Video transcript

MADISON MILLS: Throughout the trading day, as Julie was smartly pointing out, we've seen this story change a little bit from what's going on geopolitically to what's going on specifically with chips and, of course, the tech sector. This decline with Nvidia down over 9%, does that surprise you at all?

ALEX MORRIS: It's surprising to see it today. There's no great catalyst for it. Nvidia didn't come out and say, we're out of the game. AI is over.

[LAUGHTER]

But we have to remember, Nvidia, Microsoft, big tech names. They're momentum names, and momentum names occasionally need to take a breather. I mean, it's-- Nvidia has had a pretty dramatic run. If you go back a month, you could look at almost any time frame for the last three years, and Nvidia has had a tremendous positive run.

These need to take a chance to stop. The geopolitical events aren't the catalyst, but they are a good opportunity for folks to reevaluate where their money is, and sometimes you take your profits. And in Nvidia's case, if you bought it two years ago, you have a lot of profits to take.

JULIE HYMAN: At the-- by the same token, you did have the likes of ASML and Taiwan Semi also kind of spooking the tech trade this week. Do you think that those are fundamental reasons that the sell-offs happen, or do you do you come back to that momentum idea?

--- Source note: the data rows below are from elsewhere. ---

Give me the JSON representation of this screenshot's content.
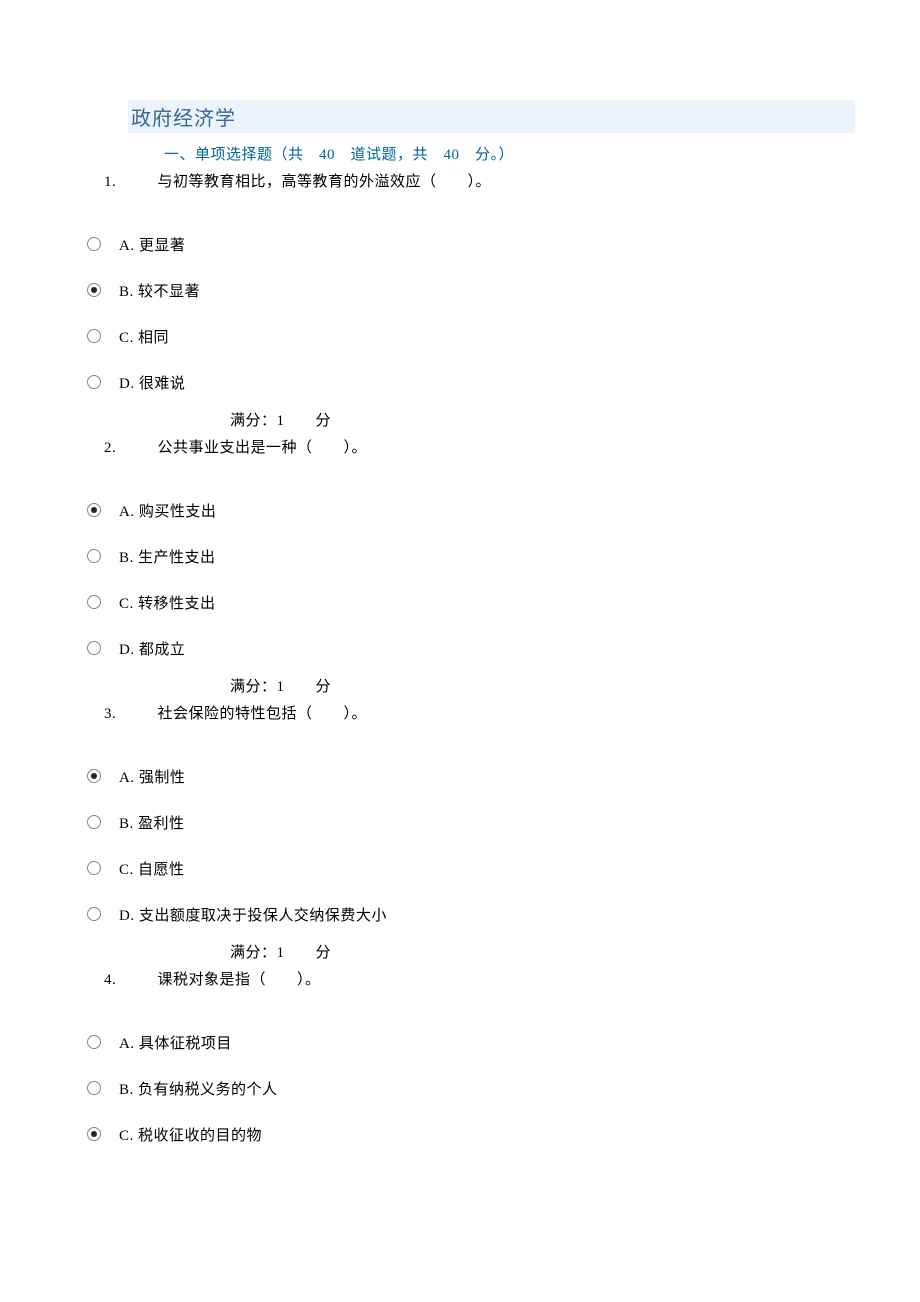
{
  "title": "政府经济学",
  "section_header": "一、单项选择题（共　40　道试题，共　40　分。）",
  "score_text": "满分：1　　分",
  "questions": [
    {
      "num": "1. ",
      "text": "　与初等教育相比，高等教育的外溢效应（　　）。",
      "selected": 1,
      "options": [
        "A. 更显著",
        "B. 较不显著",
        "C. 相同",
        "D. 很难说"
      ]
    },
    {
      "num": "2. ",
      "text": "　公共事业支出是一种（　　）。",
      "selected": 0,
      "options": [
        "A. 购买性支出",
        "B. 生产性支出",
        "C. 转移性支出",
        "D. 都成立"
      ]
    },
    {
      "num": "3. ",
      "text": "　社会保险的特性包括（　　）。",
      "selected": 0,
      "options": [
        "A. 强制性",
        "B. 盈利性",
        "C. 自愿性",
        "D. 支出额度取决于投保人交纳保费大小"
      ]
    },
    {
      "num": "4. ",
      "text": "　课税对象是指（　　）。",
      "selected": 2,
      "options": [
        "A. 具体征税项目",
        "B. 负有纳税义务的个人",
        "C. 税收征收的目的物"
      ]
    }
  ]
}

ALEX MORRIS: I don't have any reason to believe there's other fundamental items at play, but there's momentum and there's rates. The problem with many big tech names is we still think about them as discounted cash flow-based companies. So we hear rates are going to stay high, therefore we reduce the price of these big names.

But I've never seen a DCF model that's right. If someone can show me one, I'll happily invest all my money with them. So I think we're seeing some old thinking but also the ability to take big profits. We probably wouldn't see this if those numbers were much more muted over the last 12 months.

MADISON MILLS: What does that tell you going into this earnings cycle, then? Are these names sort of priced to perfection, or is that over given the sell-off that we're starting to see?

ALEX MORRIS: I suspect they probably are giving themselves some room to go back up. It's probably going to do less with earnings themselves and more to do with how we set and manage expectations. Those names in general, when they surprise on the downside, all take about a 15% hit over a day or two, and then they slowly recover. But if you lower expectations, even if you crush earnings, you're going to get crushed the next day and probably continue to get crushed for the next month or two. So we'll see how effective management is at managing the market.